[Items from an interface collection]
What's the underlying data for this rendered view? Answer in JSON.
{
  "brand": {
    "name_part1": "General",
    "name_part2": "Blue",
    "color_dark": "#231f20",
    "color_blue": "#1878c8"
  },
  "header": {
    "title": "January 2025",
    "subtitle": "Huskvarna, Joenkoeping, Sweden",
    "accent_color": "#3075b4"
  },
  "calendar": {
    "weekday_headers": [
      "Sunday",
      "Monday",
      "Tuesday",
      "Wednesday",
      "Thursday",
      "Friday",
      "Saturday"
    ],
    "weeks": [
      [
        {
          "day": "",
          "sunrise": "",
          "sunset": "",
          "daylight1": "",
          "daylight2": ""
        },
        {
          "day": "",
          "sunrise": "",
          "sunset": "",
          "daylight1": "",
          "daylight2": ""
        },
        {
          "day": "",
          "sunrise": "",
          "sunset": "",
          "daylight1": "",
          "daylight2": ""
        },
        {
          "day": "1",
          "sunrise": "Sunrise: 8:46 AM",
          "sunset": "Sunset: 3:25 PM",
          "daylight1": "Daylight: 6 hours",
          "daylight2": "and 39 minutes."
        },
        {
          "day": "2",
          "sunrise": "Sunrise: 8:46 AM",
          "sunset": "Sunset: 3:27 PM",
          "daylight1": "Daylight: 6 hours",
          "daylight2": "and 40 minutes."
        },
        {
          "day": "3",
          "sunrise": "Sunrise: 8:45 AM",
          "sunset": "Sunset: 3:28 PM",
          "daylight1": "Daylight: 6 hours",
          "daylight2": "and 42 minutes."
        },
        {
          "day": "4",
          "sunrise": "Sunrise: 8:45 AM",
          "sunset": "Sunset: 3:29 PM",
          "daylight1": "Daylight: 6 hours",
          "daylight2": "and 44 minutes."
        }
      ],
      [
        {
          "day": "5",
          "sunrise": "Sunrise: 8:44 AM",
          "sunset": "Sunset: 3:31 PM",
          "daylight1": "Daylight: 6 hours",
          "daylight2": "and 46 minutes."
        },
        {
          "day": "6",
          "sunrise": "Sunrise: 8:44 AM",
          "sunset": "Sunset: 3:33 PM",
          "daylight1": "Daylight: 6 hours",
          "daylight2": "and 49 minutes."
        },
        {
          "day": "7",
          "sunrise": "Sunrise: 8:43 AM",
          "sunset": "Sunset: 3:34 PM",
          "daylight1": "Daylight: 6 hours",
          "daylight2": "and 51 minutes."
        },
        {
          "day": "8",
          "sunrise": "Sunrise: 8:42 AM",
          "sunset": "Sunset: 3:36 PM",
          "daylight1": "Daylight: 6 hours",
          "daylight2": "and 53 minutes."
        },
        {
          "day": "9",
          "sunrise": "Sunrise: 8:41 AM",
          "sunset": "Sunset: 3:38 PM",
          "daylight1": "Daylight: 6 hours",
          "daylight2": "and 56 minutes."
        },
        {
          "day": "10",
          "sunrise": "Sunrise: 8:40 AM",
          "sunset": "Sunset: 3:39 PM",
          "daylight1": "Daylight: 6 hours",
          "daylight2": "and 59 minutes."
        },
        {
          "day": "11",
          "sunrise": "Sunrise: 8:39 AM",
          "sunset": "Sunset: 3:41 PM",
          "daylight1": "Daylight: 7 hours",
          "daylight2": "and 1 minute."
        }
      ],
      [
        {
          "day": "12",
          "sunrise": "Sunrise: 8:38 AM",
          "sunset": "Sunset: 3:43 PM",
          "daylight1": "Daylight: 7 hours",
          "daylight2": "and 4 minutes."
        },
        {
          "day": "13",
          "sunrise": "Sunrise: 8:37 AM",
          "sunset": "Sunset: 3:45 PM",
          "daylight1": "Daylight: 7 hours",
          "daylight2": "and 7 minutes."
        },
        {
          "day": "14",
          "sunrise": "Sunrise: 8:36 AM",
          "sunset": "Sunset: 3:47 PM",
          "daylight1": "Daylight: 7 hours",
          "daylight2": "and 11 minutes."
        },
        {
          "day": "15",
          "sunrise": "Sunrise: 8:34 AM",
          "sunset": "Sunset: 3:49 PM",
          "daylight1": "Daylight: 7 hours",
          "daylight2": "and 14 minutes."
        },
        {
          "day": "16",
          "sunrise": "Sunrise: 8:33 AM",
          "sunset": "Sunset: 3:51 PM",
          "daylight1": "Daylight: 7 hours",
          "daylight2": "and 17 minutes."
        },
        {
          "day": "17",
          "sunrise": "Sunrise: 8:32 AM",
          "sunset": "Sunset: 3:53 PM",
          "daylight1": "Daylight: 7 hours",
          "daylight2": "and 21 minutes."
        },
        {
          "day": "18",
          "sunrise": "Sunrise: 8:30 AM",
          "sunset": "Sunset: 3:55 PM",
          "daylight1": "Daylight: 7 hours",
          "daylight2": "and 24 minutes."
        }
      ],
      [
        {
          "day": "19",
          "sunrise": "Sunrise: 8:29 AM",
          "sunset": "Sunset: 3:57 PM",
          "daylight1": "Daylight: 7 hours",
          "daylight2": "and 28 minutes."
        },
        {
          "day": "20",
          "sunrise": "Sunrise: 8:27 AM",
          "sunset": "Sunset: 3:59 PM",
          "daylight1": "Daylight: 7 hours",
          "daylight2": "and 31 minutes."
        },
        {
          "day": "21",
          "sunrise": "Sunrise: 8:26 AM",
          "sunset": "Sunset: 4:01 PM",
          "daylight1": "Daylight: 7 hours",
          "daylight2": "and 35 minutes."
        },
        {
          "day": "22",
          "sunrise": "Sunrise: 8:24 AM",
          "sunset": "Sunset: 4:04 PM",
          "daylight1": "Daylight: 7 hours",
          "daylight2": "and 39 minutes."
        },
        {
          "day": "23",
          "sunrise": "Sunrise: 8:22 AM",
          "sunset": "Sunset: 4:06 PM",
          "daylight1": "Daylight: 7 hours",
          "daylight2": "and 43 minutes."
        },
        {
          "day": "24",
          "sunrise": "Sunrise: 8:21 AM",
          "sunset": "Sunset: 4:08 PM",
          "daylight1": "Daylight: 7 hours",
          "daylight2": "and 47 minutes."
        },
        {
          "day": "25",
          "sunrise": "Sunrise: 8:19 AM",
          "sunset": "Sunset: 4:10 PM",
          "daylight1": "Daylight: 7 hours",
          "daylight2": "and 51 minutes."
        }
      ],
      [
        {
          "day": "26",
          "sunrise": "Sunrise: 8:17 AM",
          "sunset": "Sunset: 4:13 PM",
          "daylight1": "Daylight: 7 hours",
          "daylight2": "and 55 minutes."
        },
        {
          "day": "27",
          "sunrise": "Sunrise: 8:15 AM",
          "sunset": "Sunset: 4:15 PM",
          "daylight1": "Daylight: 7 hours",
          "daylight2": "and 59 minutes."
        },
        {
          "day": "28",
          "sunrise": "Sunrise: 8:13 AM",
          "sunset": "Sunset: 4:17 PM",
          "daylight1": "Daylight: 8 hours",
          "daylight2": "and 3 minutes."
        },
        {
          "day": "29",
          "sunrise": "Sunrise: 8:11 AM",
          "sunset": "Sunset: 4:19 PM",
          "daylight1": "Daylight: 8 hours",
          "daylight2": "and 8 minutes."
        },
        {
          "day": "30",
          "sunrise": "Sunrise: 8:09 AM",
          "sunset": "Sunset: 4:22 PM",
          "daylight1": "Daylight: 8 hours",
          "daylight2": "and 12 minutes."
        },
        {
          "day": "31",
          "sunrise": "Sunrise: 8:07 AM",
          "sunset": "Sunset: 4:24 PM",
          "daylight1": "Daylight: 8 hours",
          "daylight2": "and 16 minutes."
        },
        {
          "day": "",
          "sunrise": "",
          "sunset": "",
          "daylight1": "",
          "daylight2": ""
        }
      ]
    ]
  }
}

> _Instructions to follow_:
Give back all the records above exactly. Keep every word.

> _Response area_:
What's the underlying data for this rendered view? Answer in JSON.
{
  "brand": {
    "name_part1": "General",
    "name_part2": "Blue",
    "color_dark": "#231f20",
    "color_blue": "#1878c8"
  },
  "header": {
    "title": "January 2025",
    "subtitle": "Huskvarna, Joenkoeping, Sweden",
    "accent_color": "#3075b4"
  },
  "calendar": {
    "weekday_headers": [
      "Sunday",
      "Monday",
      "Tuesday",
      "Wednesday",
      "Thursday",
      "Friday",
      "Saturday"
    ],
    "weeks": [
      [
        {
          "day": "",
          "sunrise": "",
          "sunset": "",
          "daylight1": "",
          "daylight2": ""
        },
        {
          "day": "",
          "sunrise": "",
          "sunset": "",
          "daylight1": "",
          "daylight2": ""
        },
        {
          "day": "",
          "sunrise": "",
          "sunset": "",
          "daylight1": "",
          "daylight2": ""
        },
        {
          "day": "1",
          "sunrise": "Sunrise: 8:46 AM",
          "sunset": "Sunset: 3:25 PM",
          "daylight1": "Daylight: 6 hours",
          "daylight2": "and 39 minutes."
        },
        {
          "day": "2",
          "sunrise": "Sunrise: 8:46 AM",
          "sunset": "Sunset: 3:27 PM",
          "daylight1": "Daylight: 6 hours",
          "daylight2": "and 40 minutes."
        },
        {
          "day": "3",
          "sunrise": "Sunrise: 8:45 AM",
          "sunset": "Sunset: 3:28 PM",
          "daylight1": "Daylight: 6 hours",
          "daylight2": "and 42 minutes."
        },
        {
          "day": "4",
          "sunrise": "Sunrise: 8:45 AM",
          "sunset": "Sunset: 3:29 PM",
          "daylight1": "Daylight: 6 hours",
          "daylight2": "and 44 minutes."
        }
      ],
      [
        {
          "day": "5",
          "sunrise": "Sunrise: 8:44 AM",
          "sunset": "Sunset: 3:31 PM",
          "daylight1": "Daylight: 6 hours",
          "daylight2": "and 46 minutes."
        },
        {
          "day": "6",
          "sunrise": "Sunrise: 8:44 AM",
          "sunset": "Sunset: 3:33 PM",
          "daylight1": "Daylight: 6 hours",
          "daylight2": "and 49 minutes."
        },
        {
          "day": "7",
          "sunrise": "Sunrise: 8:43 AM",
          "sunset": "Sunset: 3:34 PM",
          "daylight1": "Daylight: 6 hours",
          "daylight2": "and 51 minutes."
        },
        {
          "day": "8",
          "sunrise": "Sunrise: 8:42 AM",
          "sunset": "Sunset: 3:36 PM",
          "daylight1": "Daylight: 6 hours",
          "daylight2": "and 53 minutes."
        },
        {
          "day": "9",
          "sunrise": "Sunrise: 8:41 AM",
          "sunset": "Sunset: 3:38 PM",
          "daylight1": "Daylight: 6 hours",
          "daylight2": "and 56 minutes."
        },
        {
          "day": "10",
          "sunrise": "Sunrise: 8:40 AM",
          "sunset": "Sunset: 3:39 PM",
          "daylight1": "Daylight: 6 hours",
          "daylight2": "and 59 minutes."
        },
        {
          "day": "11",
          "sunrise": "Sunrise: 8:39 AM",
          "sunset": "Sunset: 3:41 PM",
          "daylight1": "Daylight: 7 hours",
          "daylight2": "and 1 minute."
        }
      ],
      [
        {
          "day": "12",
          "sunrise": "Sunrise: 8:38 AM",
          "sunset": "Sunset: 3:43 PM",
          "daylight1": "Daylight: 7 hours",
          "daylight2": "and 4 minutes."
        },
        {
          "day": "13",
          "sunrise": "Sunrise: 8:37 AM",
          "sunset": "Sunset: 3:45 PM",
          "daylight1": "Daylight: 7 hours",
          "daylight2": "and 7 minutes."
        },
        {
          "day": "14",
          "sunrise": "Sunrise: 8:36 AM",
          "sunset": "Sunset: 3:47 PM",
          "daylight1": "Daylight: 7 hours",
          "daylight2": "and 11 minutes."
        },
        {
          "day": "15",
          "sunrise": "Sunrise: 8:34 AM",
          "sunset": "Sunset: 3:49 PM",
          "daylight1": "Daylight: 7 hours",
          "daylight2": "and 14 minutes."
        },
        {
          "day": "16",
          "sunrise": "Sunrise: 8:33 AM",
          "sunset": "Sunset: 3:51 PM",
          "daylight1": "Daylight: 7 hours",
          "daylight2": "and 17 minutes."
        },
        {
          "day": "17",
          "sunrise": "Sunrise: 8:32 AM",
          "sunset": "Sunset: 3:53 PM",
          "daylight1": "Daylight: 7 hours",
          "daylight2": "and 21 minutes."
        },
        {
          "day": "18",
          "sunrise": "Sunrise: 8:30 AM",
          "sunset": "Sunset: 3:55 PM",
          "daylight1": "Daylight: 7 hours",
          "daylight2": "and 24 minutes."
        }
      ],
      [
        {
          "day": "19",
          "sunrise": "Sunrise: 8:29 AM",
          "sunset": "Sunset: 3:57 PM",
          "daylight1": "Daylight: 7 hours",
          "daylight2": "and 28 minutes."
        },
        {
          "day": "20",
          "sunrise": "Sunrise: 8:27 AM",
          "sunset": "Sunset: 3:59 PM",
          "daylight1": "Daylight: 7 hours",
          "daylight2": "and 31 minutes."
        },
        {
          "day": "21",
          "sunrise": "Sunrise: 8:26 AM",
          "sunset": "Sunset: 4:01 PM",
          "daylight1": "Daylight: 7 hours",
          "daylight2": "and 35 minutes."
        },
        {
          "day": "22",
          "sunrise": "Sunrise: 8:24 AM",
          "sunset": "Sunset: 4:04 PM",
          "daylight1": "Daylight: 7 hours",
          "daylight2": "and 39 minutes."
        },
        {
          "day": "23",
          "sunrise": "Sunrise: 8:22 AM",
          "sunset": "Sunset: 4:06 PM",
          "daylight1": "Daylight: 7 hours",
          "daylight2": "and 43 minutes."
        },
        {
          "day": "24",
          "sunrise": "Sunrise: 8:21 AM",
          "sunset": "Sunset: 4:08 PM",
          "daylight1": "Daylight: 7 hours",
          "daylight2": "and 47 minutes."
        },
        {
          "day": "25",
          "sunrise": "Sunrise: 8:19 AM",
          "sunset": "Sunset: 4:10 PM",
          "daylight1": "Daylight: 7 hours",
          "daylight2": "and 51 minutes."
        }
      ],
      [
        {
          "day": "26",
          "sunrise": "Sunrise: 8:17 AM",
          "sunset": "Sunset: 4:13 PM",
          "daylight1": "Daylight: 7 hours",
          "daylight2": "and 55 minutes."
        },
        {
          "day": "27",
          "sunrise": "Sunrise: 8:15 AM",
          "sunset": "Sunset: 4:15 PM",
          "daylight1": "Daylight: 7 hours",
          "daylight2": "and 59 minutes."
        },
        {
          "day": "28",
          "sunrise": "Sunrise: 8:13 AM",
          "sunset": "Sunset: 4:17 PM",
          "daylight1": "Daylight: 8 hours",
          "daylight2": "and 3 minutes."
        },
        {
          "day": "29",
          "sunrise": "Sunrise: 8:11 AM",
          "sunset": "Sunset: 4:19 PM",
          "daylight1": "Daylight: 8 hours",
          "daylight2": "and 8 minutes."
        },
        {
          "day": "30",
          "sunrise": "Sunrise: 8:09 AM",
          "sunset": "Sunset: 4:22 PM",
          "daylight1": "Daylight: 8 hours",
          "daylight2": "and 12 minutes."
        },
        {
          "day": "31",
          "sunrise": "Sunrise: 8:07 AM",
          "sunset": "Sunset: 4:24 PM",
          "daylight1": "Daylight: 8 hours",
          "daylight2": "and 16 minutes."
        },
        {
          "day": "",
          "sunrise": "",
          "sunset": "",
          "daylight1": "",
          "daylight2": ""
        }
      ]
    ]
  }
}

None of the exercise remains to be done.